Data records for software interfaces
──────

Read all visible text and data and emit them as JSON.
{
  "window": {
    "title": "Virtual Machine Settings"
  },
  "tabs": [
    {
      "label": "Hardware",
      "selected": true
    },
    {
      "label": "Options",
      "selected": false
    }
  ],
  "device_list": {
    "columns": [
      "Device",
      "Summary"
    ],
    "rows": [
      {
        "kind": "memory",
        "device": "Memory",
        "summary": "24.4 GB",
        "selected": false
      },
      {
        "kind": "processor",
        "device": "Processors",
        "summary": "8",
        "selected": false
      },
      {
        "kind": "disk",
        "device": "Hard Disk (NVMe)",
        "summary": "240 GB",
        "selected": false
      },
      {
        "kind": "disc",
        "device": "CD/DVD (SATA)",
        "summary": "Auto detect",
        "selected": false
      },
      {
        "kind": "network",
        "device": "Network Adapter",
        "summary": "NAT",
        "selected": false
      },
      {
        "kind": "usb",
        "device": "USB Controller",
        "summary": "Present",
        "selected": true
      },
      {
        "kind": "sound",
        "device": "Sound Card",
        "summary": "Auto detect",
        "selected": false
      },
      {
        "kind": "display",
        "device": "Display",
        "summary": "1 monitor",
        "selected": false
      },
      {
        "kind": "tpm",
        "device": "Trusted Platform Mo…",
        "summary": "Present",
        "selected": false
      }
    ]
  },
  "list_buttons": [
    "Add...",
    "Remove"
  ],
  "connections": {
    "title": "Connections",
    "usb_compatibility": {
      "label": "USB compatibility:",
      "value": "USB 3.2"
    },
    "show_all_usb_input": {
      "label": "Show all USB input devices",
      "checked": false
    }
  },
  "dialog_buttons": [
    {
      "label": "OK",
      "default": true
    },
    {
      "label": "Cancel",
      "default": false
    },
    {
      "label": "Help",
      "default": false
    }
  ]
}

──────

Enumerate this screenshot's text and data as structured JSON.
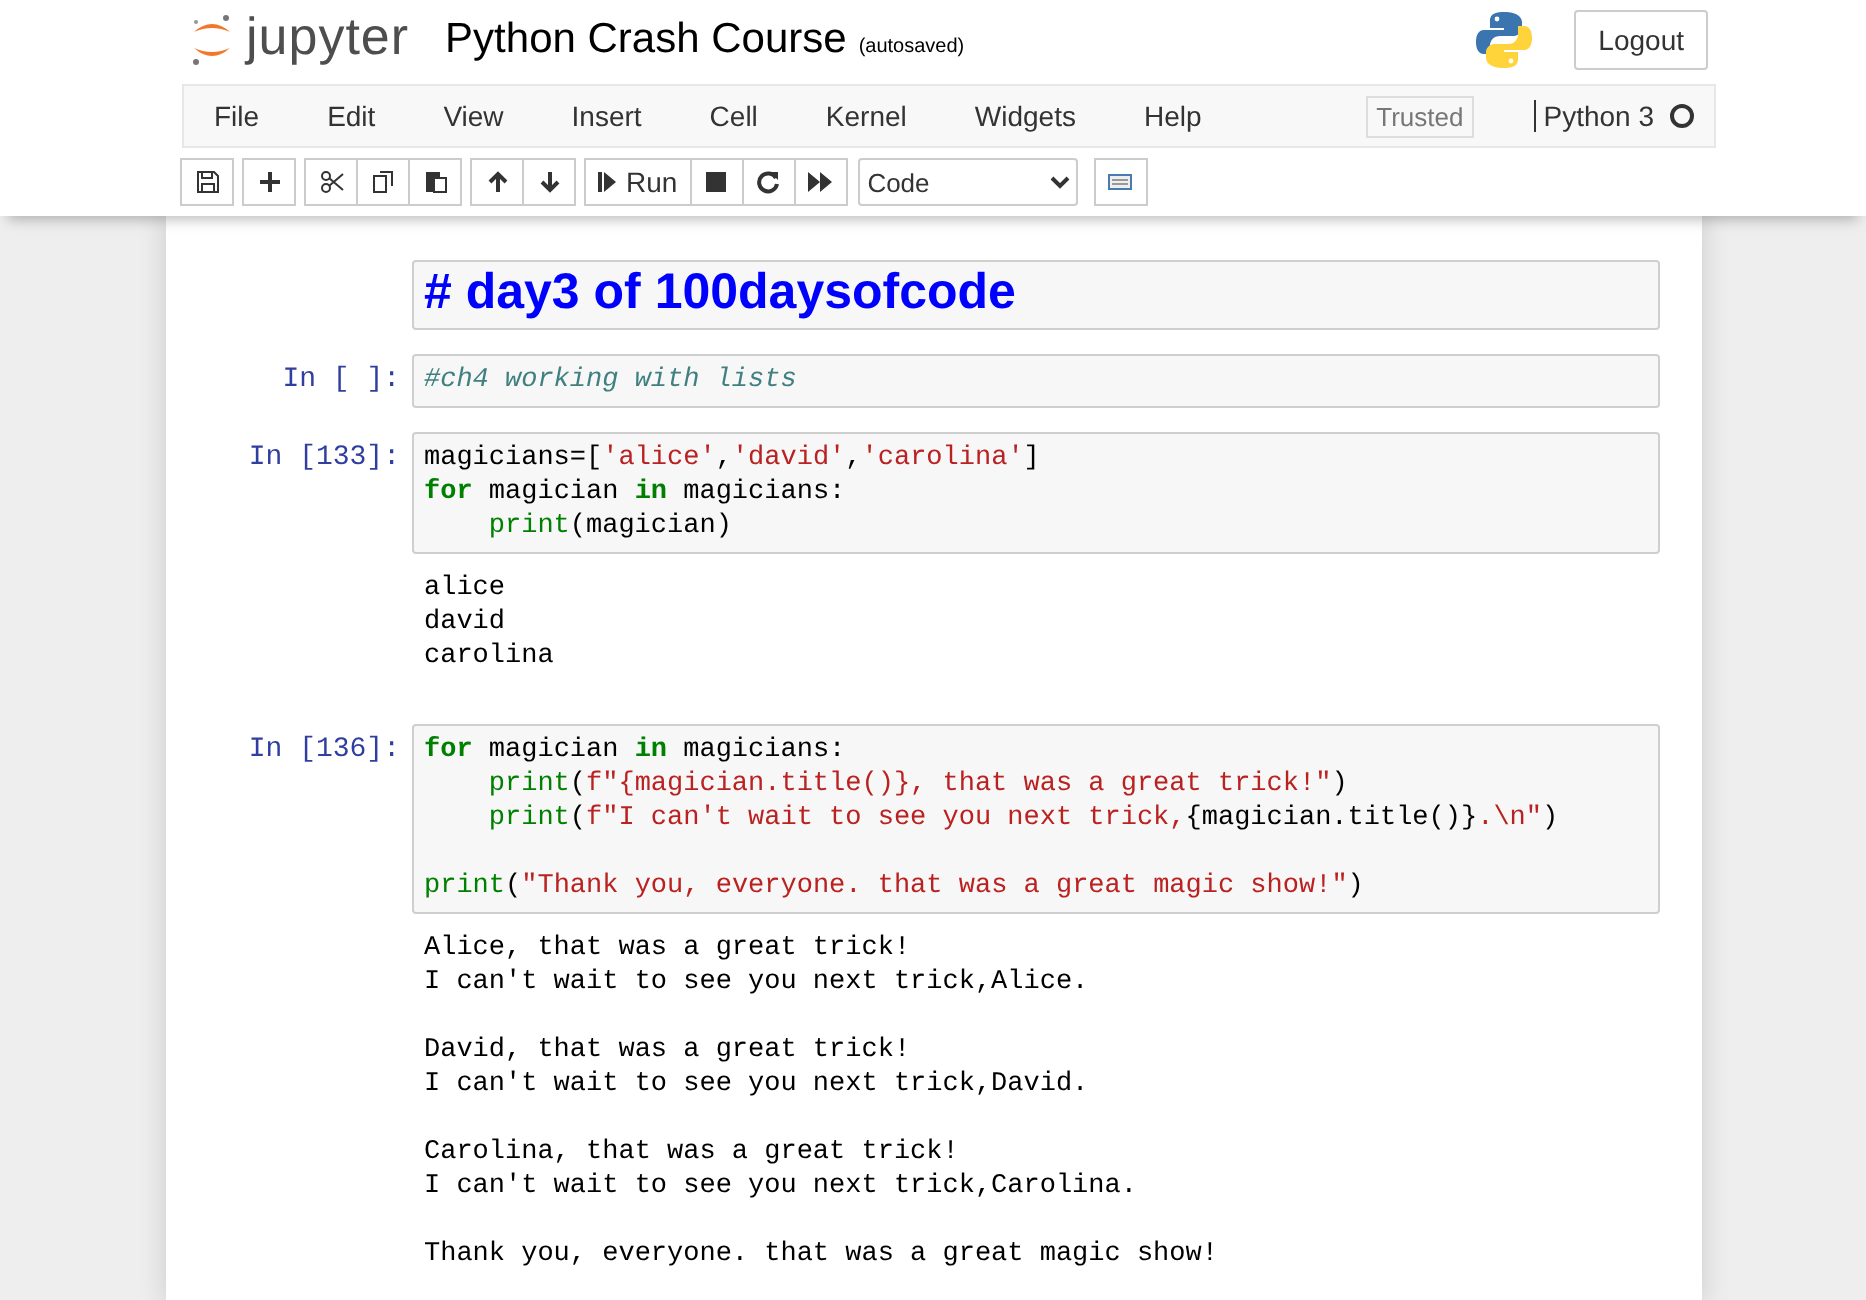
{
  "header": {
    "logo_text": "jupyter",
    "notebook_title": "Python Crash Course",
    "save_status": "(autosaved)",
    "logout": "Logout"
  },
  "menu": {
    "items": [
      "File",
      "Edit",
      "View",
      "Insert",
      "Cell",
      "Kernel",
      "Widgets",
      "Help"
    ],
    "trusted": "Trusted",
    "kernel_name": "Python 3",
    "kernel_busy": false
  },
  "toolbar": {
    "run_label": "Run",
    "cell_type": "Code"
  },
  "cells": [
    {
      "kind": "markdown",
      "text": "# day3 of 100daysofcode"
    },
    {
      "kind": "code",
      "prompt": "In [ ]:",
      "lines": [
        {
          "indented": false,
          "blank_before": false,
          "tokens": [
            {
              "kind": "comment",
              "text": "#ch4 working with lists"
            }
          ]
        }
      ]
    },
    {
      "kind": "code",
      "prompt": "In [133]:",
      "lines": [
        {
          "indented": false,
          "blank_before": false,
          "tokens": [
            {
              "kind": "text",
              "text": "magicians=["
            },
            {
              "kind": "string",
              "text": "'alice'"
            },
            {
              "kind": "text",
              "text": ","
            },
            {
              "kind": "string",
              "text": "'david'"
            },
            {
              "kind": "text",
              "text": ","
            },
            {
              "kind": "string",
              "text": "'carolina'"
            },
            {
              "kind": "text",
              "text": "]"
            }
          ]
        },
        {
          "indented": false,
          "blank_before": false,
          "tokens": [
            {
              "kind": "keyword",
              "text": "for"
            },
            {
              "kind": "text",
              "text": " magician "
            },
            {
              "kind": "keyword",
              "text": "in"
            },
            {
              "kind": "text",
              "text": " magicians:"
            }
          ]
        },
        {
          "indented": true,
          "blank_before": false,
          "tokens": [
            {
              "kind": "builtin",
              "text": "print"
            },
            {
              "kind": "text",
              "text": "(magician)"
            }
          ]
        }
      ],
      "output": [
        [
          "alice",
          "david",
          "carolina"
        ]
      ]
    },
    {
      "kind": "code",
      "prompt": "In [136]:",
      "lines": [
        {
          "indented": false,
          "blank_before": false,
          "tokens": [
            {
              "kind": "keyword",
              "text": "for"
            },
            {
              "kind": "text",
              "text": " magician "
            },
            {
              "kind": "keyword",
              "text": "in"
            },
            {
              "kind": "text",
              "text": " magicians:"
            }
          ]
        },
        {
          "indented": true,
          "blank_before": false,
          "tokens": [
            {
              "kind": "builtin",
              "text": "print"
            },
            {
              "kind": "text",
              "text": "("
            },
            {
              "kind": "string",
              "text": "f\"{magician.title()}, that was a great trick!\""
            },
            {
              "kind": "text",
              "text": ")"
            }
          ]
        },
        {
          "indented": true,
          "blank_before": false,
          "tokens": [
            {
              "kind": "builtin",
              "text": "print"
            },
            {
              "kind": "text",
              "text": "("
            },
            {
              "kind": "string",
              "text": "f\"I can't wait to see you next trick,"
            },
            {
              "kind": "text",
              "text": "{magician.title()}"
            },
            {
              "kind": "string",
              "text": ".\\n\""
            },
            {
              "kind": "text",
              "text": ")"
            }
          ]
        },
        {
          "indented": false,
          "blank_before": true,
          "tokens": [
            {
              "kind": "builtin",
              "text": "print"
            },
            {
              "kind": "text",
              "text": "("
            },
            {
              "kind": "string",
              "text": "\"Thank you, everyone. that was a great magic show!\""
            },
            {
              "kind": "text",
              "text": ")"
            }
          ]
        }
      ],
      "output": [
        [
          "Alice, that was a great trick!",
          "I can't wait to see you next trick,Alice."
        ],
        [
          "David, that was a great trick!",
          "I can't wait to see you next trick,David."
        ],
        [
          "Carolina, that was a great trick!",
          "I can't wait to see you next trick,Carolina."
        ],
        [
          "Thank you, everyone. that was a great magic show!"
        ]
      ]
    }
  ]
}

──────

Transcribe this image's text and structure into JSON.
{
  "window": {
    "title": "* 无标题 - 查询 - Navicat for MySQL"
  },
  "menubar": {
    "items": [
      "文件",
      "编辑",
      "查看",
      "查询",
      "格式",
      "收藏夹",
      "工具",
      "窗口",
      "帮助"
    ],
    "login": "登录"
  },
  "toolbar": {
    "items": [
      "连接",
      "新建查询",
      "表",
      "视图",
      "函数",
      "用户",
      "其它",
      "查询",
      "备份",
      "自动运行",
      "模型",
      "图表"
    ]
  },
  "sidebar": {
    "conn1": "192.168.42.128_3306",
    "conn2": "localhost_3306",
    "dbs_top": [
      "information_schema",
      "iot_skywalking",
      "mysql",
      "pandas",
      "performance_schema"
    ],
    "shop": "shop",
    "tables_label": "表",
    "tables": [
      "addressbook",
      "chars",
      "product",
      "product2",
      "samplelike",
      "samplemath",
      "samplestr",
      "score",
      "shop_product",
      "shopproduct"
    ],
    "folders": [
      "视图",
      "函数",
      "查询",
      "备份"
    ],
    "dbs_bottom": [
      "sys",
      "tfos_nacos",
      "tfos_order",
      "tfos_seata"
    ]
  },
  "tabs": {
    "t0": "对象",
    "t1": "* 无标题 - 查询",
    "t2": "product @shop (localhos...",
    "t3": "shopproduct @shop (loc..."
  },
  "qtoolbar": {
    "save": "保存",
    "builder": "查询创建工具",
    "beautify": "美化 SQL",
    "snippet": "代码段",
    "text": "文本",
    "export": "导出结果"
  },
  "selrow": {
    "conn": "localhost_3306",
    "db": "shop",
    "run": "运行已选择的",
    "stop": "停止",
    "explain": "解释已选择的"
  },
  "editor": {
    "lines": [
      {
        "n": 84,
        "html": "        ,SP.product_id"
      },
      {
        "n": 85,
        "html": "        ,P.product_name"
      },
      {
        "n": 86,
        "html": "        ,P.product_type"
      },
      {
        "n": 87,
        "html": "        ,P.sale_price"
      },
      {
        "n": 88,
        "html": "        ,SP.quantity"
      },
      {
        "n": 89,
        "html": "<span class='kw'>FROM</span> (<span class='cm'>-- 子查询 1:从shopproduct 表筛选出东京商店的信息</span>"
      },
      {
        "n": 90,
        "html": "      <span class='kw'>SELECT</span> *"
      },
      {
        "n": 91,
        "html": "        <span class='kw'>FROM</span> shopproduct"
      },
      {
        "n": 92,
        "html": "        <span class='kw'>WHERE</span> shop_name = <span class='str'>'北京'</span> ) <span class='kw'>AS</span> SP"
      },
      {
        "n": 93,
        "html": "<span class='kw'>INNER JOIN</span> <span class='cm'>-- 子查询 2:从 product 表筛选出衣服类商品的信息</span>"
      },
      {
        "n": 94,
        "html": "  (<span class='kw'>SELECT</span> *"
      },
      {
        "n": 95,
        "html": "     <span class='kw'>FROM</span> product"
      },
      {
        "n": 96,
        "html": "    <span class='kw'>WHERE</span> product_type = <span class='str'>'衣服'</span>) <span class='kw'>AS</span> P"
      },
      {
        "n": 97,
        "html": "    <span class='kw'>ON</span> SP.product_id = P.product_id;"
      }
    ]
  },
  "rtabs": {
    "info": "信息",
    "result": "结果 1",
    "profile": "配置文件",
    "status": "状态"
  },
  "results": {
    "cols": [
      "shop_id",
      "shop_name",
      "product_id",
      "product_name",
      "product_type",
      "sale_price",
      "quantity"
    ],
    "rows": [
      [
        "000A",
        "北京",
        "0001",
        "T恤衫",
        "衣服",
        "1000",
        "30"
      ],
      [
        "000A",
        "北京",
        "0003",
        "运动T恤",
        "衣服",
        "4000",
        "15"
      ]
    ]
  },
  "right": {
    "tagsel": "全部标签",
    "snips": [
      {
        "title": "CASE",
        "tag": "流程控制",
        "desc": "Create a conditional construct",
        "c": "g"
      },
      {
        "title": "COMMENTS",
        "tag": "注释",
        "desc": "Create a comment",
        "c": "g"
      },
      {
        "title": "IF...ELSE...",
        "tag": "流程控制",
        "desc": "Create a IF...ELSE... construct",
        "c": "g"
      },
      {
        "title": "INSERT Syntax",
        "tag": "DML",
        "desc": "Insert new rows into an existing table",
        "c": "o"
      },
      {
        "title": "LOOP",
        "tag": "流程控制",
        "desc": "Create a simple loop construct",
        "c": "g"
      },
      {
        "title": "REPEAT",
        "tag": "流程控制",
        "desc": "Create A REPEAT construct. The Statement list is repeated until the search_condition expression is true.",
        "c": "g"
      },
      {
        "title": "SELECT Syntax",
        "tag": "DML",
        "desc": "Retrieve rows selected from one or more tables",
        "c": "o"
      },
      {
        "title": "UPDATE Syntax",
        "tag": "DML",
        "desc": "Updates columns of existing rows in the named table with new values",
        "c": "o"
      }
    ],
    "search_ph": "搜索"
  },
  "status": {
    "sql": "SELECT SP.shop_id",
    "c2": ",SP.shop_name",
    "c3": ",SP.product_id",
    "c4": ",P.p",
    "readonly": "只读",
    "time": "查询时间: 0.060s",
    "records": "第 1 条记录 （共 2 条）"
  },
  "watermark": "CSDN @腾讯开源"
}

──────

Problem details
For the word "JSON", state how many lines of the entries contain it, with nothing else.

Solution to this exercise
3